It’s 5am when University of Melbourne Master of Public Health student turned COVID-19 response worker Annabelle Turner begins her day.
She’s at the Department of Health and Human Services office in Melbourne and, as part of her role in the Intelligence team, is busy extracting data from the Department’s online surveillance system. This system is where information collected by contact tracers is stored, and it’s what’s used to generate a report of Victoria’s case numbers for the day.
“We've gotta get up early, extract data, code, get everything ready for that,” Annabelle says.
The Situation Report (or ‘SitRep’, as it’s known around the office) is the most crucial piece of work for the day – it is what determines the state’s day-by-day COVID-19 response – and has to be double checked and ready for distribution at 7:30am.
Annabelle describes it as a somewhat high pressure and stressful time as the team works to ensure the reporting is accurate and provided on time, but there’s also a lot of support to get through it, with several managers and staff from other teams to report to and liaise with. The SitRep then informs the daily announcements that Victorians rely on.
Once the SitRep’s out, Annabelle works closely with contact tracers to get information on developing or current outbreaks as part of the Outbreaks team.
“After the morning tasks, there are then a number of team meetings and discussions to go over developments in processes or any new outbreaks,” she says.
This involves producing outbreak reports and undertaking epidemiological investigation to determine index cases or sources of infection.
Several times a day, people from across the Department will convene to discuss an outbreak. At the time of writing, a sustained increase in the number of cases and outbreaks in Victoria saw many within the state return to Stage 3 lockdown. As a result, the work related to outbreaks was taking up increasingly larger portions of the day.

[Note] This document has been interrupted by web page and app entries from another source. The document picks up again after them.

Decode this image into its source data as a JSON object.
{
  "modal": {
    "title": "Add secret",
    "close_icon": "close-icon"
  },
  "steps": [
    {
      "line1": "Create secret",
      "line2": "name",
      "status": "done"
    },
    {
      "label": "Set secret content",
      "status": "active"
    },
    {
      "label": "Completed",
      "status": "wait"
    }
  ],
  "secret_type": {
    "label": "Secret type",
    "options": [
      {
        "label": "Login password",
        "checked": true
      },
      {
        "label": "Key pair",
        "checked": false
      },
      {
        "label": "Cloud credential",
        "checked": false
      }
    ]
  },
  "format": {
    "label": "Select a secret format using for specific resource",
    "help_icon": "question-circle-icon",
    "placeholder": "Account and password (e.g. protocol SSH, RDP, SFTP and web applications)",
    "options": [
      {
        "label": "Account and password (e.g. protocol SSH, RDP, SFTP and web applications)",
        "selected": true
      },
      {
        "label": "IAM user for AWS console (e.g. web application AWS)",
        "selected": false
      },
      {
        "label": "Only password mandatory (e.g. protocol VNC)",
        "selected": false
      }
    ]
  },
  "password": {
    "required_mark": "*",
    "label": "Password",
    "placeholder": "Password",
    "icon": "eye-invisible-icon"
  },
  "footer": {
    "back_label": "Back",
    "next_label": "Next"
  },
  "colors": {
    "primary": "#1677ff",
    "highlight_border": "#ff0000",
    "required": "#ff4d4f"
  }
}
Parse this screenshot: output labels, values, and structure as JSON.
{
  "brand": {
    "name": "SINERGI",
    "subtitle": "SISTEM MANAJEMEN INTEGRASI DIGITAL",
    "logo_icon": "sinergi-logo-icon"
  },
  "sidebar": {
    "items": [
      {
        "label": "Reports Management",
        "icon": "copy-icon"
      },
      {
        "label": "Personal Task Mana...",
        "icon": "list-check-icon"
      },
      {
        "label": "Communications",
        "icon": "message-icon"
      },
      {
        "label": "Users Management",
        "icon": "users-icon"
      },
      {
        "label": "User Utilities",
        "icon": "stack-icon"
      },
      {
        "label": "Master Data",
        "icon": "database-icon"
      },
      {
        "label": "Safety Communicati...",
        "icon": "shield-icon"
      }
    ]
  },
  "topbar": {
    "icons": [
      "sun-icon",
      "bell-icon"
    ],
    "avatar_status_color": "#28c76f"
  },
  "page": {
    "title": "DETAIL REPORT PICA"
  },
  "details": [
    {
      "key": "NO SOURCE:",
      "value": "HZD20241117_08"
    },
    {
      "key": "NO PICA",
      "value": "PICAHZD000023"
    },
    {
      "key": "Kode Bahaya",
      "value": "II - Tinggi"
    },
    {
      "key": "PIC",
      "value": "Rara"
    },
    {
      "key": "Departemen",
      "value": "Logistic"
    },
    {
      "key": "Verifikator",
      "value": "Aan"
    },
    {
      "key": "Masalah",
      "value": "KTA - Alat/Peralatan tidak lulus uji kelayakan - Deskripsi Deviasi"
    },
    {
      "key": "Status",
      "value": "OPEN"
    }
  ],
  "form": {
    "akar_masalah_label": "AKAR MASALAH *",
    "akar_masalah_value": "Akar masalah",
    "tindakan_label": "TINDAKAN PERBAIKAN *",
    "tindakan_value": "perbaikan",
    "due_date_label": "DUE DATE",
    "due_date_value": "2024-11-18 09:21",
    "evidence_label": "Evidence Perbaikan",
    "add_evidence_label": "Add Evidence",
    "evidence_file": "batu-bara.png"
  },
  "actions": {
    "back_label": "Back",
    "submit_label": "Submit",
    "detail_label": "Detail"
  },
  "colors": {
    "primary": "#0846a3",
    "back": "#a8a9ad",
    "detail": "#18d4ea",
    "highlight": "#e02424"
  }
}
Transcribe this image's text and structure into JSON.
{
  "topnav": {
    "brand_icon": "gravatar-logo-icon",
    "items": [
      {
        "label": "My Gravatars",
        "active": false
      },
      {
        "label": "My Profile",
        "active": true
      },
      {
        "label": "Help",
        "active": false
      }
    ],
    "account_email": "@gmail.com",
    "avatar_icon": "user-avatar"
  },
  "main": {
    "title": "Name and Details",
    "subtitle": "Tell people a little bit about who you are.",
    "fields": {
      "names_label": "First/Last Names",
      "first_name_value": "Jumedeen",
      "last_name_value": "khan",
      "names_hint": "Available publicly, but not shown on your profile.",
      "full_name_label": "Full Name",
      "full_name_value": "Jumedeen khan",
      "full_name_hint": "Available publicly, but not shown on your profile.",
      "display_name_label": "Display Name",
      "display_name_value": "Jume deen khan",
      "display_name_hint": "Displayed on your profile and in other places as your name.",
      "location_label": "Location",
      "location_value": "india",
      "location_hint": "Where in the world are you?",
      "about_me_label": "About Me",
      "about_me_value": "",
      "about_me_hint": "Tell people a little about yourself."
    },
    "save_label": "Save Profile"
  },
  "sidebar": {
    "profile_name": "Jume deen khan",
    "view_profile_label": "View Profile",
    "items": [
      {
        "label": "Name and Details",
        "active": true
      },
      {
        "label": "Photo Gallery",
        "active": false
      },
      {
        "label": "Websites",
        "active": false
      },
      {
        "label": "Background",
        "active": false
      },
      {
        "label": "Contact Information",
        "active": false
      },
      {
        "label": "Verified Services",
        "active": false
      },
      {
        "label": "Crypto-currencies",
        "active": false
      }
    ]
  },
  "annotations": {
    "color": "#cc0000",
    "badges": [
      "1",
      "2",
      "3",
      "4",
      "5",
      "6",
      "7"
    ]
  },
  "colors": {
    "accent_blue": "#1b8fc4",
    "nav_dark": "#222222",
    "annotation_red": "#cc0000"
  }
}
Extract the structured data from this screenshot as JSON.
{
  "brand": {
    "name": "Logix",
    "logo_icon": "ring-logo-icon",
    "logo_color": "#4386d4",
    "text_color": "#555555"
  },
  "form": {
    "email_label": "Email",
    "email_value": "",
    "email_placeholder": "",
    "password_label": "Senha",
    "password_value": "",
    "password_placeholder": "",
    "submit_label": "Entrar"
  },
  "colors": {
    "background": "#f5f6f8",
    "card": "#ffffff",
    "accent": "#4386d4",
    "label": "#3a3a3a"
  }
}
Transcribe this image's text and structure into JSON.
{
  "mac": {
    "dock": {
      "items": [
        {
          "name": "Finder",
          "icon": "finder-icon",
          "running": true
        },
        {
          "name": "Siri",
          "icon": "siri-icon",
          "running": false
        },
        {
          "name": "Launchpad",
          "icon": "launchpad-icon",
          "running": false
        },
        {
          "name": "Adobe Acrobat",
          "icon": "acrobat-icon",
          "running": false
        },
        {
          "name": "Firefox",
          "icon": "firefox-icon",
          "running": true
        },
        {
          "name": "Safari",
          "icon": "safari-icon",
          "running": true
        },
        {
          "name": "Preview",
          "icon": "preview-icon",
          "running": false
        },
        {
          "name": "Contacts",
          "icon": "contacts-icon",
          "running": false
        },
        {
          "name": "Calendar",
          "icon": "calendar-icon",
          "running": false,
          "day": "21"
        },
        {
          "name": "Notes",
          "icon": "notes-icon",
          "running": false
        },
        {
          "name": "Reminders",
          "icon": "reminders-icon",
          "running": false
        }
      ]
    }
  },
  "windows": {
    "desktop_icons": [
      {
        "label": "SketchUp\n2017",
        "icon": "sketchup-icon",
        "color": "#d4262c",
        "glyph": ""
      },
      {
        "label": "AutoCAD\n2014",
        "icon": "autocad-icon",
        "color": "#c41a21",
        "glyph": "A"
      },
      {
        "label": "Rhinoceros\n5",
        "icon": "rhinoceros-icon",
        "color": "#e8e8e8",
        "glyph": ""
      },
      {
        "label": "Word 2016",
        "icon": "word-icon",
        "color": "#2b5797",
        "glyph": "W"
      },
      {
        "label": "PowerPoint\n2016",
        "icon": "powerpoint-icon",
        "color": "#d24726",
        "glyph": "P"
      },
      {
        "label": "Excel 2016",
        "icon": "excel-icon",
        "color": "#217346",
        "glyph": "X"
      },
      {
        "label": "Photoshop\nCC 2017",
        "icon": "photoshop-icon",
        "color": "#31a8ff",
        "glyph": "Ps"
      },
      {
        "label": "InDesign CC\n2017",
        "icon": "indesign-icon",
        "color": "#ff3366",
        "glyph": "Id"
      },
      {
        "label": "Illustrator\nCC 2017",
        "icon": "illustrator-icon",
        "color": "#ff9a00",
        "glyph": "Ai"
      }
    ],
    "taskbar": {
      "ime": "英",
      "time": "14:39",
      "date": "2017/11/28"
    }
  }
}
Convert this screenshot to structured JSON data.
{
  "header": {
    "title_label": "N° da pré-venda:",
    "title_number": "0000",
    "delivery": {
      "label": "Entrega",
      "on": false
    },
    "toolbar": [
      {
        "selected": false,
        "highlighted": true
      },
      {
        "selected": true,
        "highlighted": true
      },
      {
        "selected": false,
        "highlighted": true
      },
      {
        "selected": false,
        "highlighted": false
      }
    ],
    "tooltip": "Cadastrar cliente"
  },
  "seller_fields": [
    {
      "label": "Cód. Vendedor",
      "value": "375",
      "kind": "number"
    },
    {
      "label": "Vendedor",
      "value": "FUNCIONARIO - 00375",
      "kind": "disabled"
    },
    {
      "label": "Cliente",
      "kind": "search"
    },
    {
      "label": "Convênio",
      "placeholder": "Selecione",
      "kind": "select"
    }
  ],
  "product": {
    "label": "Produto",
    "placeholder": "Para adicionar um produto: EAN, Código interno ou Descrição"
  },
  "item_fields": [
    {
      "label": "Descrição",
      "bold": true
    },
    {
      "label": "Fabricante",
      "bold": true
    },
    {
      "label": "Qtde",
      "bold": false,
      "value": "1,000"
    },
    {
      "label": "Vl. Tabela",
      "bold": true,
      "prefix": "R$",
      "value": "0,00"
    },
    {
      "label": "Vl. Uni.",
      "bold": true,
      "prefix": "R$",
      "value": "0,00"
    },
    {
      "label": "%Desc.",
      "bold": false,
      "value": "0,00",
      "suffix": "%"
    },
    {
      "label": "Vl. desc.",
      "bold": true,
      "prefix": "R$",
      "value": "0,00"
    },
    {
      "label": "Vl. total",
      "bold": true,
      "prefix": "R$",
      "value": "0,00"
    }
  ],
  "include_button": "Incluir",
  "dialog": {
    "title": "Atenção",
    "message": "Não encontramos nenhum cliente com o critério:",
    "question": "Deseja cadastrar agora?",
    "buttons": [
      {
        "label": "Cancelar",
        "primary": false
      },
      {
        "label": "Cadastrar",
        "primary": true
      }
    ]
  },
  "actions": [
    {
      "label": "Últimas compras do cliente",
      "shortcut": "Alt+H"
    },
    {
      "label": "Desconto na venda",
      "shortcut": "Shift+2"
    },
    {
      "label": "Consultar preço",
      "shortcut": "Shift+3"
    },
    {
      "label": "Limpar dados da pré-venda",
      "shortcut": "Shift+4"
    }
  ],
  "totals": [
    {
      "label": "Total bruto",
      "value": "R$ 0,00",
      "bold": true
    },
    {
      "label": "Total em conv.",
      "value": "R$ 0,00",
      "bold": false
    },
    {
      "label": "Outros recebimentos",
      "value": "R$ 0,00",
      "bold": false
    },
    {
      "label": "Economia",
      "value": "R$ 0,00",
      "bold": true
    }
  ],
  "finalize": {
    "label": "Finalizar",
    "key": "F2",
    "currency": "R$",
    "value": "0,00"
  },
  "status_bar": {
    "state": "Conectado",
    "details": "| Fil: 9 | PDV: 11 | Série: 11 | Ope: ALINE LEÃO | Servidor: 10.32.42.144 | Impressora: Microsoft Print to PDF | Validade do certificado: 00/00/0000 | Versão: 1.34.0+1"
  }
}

“There is a strong sense of we have done this before and can do it again,” says Annabelle.
So how did Annabelle secure this role?
She was put forward by Senior Lecturer in Epidemiology and Master of Public Health Course Coordinator, Dr Melissa Russell, when the Department was onboarding staff for the state’s COVID-19 response in early March.
“Annabelle was one of the final year Master of Public Health Epidemiology and Biostatistics Specialisation students we urgently contacted when we were first called upon to support the Victorian COVID-19 response,” Dr Russell says.
“Our students are so skilled in analysing data, integrating information, decision making and communicating, we knew they were perfectly placed to contribute.”
The role is Annabelle’s first public health job and is providing valuable and unique experience within the public health workforce.
“The work is very much within my field of epidemiology and biostatistics,” says Annabelle.
Starting with three days a week, over time the position became a full-time endeavour. As the early starts suggest, it’s not a standard 9-5, Monday to Friday job. But not every shift begins very early in the morning, there are some that end as late as 10pm.
“As a student (and almost graduate), the job has been a great way to enter the workforce and put me in an area with real responsibility and accountability,” she says.
There was no second-guessing when Annabelle was offered the position.
“It's a phenomenal opportunity to be able to be a part of the COVID response, and I’m grateful to be involved in that in any capacity.”
Contributing to the crucial work of responding to an unprecedented health crisis has been an exciting challenge for Annabelle. Having recently handed in her Master’s thesis, the role has seen her through the important transition from university to the workforce.
“It is definitely a steep learning curve with a huge change in pace and expectation, but I believe that is down to the situation we are in,” she says.
“The people I've been around, and the skills and experience I've gotten from this job while still a student, I think it's fantastic. I'm really lucky to have that and I'd love to be able to make use of it.”